WORK REQUIRED: Which of the lines in the listing that follows hold "this"? Pull each one out.

EXERCISE DATA:
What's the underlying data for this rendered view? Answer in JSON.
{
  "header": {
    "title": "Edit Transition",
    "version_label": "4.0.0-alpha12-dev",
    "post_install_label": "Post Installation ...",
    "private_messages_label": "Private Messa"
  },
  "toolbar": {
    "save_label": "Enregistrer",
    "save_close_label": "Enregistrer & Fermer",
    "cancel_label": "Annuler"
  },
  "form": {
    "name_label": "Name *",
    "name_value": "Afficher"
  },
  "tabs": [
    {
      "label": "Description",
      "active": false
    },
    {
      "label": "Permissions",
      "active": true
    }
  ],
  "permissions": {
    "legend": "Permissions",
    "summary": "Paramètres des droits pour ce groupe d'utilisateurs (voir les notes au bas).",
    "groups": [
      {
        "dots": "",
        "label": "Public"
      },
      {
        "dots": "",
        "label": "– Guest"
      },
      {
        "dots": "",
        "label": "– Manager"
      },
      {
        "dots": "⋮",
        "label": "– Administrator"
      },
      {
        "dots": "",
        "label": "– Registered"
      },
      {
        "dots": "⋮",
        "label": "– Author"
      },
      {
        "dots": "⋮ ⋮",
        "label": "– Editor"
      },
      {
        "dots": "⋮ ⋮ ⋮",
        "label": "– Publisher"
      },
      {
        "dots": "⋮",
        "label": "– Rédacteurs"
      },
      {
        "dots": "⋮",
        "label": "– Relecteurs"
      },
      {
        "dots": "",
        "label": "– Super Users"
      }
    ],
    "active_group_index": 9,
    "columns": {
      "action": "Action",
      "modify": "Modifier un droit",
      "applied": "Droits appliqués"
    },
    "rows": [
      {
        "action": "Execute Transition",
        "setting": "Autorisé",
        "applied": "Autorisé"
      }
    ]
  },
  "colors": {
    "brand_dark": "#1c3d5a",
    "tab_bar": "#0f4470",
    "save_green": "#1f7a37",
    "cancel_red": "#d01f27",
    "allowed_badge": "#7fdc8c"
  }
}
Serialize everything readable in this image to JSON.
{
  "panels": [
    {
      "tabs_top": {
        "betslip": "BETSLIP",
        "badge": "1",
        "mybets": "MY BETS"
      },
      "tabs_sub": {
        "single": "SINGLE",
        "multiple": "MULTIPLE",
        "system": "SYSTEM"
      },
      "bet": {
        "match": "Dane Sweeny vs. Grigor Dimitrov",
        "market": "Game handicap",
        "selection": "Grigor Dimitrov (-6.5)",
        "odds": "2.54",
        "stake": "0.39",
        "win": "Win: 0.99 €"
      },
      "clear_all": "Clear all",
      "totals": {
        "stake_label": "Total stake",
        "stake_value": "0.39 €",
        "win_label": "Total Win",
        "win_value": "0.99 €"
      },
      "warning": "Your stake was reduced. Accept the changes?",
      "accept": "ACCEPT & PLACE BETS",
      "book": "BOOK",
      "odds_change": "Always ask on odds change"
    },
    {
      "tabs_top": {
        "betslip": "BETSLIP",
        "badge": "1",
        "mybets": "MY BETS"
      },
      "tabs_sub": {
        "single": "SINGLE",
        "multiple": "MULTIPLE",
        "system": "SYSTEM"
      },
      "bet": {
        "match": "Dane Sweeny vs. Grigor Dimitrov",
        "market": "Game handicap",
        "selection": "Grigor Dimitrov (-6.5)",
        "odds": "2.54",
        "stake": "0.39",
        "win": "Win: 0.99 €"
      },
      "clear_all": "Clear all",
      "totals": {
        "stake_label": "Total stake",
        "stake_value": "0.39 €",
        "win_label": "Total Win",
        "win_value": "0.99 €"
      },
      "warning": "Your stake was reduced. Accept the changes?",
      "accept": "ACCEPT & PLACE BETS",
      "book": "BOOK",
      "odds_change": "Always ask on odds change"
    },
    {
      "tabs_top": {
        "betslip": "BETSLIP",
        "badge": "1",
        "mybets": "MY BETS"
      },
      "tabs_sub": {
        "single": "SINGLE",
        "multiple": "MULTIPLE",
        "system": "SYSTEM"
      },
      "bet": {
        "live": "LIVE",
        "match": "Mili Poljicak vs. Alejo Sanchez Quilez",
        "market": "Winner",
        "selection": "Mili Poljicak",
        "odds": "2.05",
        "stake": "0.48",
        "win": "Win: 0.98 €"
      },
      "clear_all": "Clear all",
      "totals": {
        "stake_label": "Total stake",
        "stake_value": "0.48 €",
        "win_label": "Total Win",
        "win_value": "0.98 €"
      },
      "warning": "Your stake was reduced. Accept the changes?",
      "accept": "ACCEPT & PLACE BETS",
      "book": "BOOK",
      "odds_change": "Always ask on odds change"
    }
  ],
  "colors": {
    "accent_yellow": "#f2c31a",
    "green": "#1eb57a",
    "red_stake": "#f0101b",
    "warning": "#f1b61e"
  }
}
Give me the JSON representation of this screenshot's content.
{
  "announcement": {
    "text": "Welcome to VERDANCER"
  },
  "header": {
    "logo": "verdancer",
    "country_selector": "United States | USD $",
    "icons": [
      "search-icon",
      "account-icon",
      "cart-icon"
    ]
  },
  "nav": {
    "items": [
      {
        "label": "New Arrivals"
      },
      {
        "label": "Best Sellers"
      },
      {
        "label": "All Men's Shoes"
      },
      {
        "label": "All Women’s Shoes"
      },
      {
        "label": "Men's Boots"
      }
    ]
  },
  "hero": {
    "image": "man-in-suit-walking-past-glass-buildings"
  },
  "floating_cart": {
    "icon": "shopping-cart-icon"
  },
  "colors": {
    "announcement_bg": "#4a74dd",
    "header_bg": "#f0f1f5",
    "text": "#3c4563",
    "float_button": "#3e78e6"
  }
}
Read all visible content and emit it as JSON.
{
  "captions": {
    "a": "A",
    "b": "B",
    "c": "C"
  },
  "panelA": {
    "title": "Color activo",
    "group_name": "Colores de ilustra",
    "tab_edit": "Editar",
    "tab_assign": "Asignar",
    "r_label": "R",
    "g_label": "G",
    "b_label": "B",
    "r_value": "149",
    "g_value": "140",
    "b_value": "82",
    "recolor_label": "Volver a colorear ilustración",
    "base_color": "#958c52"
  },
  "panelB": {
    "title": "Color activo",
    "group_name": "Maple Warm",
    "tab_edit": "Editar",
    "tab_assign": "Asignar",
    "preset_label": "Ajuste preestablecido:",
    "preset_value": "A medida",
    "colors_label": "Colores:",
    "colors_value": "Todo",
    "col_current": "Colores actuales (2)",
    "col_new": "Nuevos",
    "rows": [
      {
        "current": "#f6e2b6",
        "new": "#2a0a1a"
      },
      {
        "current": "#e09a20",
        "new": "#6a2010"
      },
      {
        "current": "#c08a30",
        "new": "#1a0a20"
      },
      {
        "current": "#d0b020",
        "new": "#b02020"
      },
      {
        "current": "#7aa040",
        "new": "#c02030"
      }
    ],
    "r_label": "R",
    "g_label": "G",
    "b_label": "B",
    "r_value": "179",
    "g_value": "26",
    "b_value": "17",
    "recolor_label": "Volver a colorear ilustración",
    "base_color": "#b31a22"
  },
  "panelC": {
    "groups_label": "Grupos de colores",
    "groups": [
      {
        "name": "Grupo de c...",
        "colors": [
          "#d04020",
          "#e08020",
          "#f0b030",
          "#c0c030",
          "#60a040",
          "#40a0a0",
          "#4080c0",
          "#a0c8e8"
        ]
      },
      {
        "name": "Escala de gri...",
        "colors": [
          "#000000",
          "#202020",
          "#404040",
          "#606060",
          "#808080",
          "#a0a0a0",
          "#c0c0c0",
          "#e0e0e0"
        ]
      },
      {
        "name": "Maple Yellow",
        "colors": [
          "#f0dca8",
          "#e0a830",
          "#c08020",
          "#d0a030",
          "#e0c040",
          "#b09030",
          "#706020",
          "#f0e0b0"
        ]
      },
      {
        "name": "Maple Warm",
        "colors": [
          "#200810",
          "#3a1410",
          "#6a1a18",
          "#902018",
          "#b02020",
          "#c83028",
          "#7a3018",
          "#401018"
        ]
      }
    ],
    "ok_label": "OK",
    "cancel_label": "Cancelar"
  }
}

OUTPUT:
What's the underlying data for this rendered view? Answer in JSON.
Serialize everything readable in this image to JSON.
Give me the JSON representation of this screenshot's content.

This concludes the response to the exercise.